• **Items from an interface collection**
====
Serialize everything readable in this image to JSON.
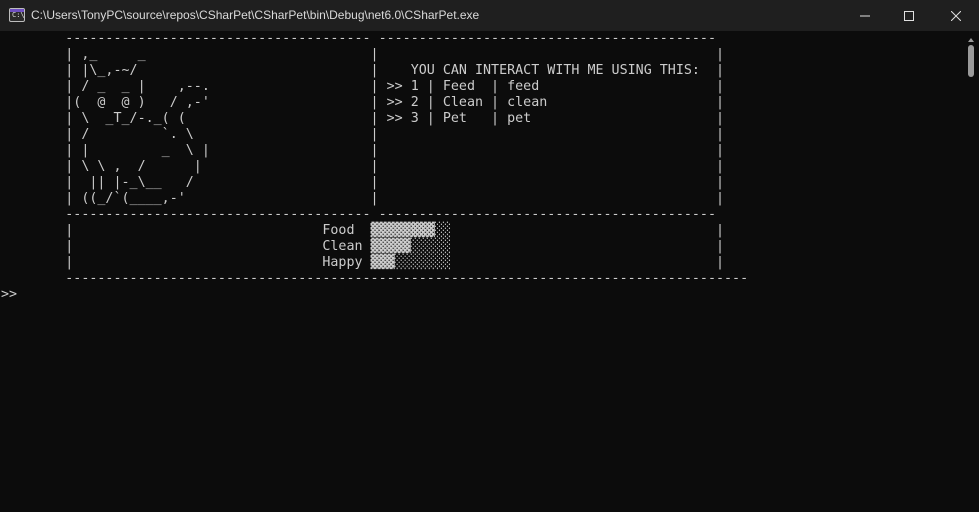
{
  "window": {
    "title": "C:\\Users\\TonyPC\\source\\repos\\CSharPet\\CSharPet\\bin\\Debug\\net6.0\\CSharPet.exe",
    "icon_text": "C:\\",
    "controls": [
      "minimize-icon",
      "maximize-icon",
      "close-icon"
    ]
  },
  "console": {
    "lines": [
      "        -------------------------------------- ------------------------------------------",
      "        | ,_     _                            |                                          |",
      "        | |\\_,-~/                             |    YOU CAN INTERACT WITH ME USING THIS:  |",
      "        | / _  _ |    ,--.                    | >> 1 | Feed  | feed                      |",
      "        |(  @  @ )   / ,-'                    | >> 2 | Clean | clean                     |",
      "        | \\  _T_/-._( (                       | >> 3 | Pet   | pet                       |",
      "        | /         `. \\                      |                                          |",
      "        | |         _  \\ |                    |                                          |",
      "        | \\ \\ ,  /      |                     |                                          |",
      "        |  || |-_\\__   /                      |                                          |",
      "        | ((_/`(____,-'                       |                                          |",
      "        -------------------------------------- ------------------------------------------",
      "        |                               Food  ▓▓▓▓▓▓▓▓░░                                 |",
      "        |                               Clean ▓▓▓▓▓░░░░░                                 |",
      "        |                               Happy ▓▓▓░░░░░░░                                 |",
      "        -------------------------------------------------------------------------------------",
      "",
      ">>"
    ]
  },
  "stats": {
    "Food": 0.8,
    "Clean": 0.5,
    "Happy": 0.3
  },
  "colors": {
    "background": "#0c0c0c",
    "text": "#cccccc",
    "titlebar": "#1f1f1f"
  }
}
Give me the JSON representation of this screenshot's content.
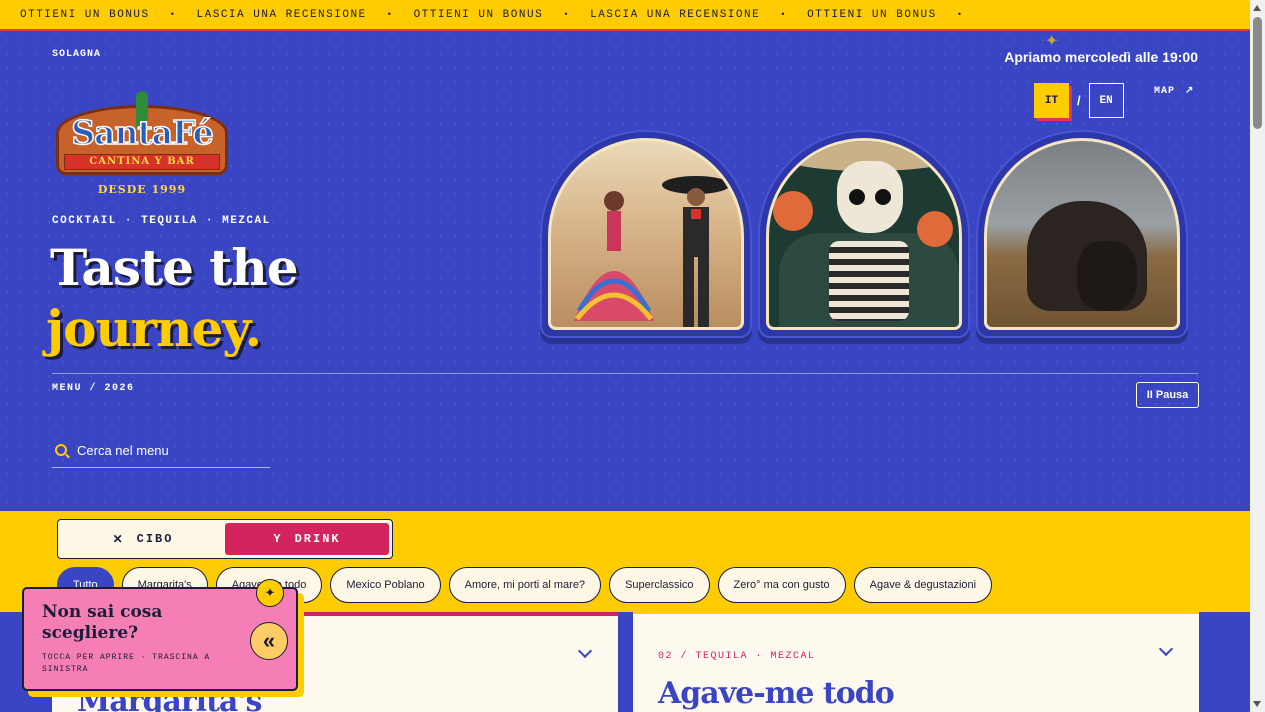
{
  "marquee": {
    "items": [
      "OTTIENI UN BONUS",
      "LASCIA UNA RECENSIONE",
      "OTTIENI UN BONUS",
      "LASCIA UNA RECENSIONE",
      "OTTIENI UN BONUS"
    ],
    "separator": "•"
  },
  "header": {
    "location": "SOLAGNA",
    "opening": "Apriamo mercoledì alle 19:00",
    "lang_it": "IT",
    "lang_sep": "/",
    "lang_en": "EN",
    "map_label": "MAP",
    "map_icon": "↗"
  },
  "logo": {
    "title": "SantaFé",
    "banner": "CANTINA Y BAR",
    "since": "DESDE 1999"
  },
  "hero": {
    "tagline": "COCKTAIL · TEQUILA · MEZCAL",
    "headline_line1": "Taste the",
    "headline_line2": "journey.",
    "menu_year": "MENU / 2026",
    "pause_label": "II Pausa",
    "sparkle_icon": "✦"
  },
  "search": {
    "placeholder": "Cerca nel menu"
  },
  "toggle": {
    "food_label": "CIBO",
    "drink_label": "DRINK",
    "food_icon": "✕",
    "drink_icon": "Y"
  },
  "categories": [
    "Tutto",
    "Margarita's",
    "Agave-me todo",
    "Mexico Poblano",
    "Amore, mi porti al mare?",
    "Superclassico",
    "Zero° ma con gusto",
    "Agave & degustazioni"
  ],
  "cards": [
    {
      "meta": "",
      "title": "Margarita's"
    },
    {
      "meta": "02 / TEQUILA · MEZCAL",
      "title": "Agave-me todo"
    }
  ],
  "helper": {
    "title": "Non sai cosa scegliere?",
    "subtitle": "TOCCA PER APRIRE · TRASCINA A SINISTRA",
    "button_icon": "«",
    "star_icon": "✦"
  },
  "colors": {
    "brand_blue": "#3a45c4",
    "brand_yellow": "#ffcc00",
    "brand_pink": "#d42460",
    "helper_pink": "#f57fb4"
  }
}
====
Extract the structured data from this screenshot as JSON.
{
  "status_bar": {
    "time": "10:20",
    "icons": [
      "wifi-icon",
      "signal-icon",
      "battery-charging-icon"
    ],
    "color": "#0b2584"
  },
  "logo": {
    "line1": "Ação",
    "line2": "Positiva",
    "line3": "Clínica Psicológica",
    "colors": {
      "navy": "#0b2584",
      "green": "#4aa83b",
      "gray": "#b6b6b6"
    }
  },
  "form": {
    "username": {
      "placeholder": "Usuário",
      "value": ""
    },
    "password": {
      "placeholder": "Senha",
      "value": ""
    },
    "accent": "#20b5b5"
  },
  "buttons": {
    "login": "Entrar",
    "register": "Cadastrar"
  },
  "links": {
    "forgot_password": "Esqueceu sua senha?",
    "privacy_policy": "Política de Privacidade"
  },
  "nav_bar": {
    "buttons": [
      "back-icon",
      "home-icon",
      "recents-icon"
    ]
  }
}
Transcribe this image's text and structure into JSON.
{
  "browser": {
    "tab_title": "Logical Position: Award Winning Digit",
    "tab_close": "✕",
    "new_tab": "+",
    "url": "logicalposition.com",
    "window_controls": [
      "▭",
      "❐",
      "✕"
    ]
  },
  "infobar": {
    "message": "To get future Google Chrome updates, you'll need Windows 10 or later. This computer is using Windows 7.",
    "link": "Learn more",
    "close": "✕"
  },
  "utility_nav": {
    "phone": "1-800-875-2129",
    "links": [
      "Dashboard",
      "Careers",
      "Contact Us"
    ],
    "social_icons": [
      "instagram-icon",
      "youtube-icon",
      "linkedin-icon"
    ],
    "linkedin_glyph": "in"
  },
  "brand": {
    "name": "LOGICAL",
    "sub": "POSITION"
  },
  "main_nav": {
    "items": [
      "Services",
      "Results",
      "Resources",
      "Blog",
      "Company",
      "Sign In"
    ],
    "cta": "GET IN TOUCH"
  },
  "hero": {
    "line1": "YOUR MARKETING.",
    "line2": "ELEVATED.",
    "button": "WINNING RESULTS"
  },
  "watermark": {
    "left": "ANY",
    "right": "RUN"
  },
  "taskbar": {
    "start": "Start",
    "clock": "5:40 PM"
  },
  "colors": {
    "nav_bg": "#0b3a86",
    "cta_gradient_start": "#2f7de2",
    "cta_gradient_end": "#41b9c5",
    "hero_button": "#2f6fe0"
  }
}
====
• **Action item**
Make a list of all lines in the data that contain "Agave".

• **Result below**
    "Agave-me todo",
    "Agave & degustazioni"
      "title": "Agave-me todo"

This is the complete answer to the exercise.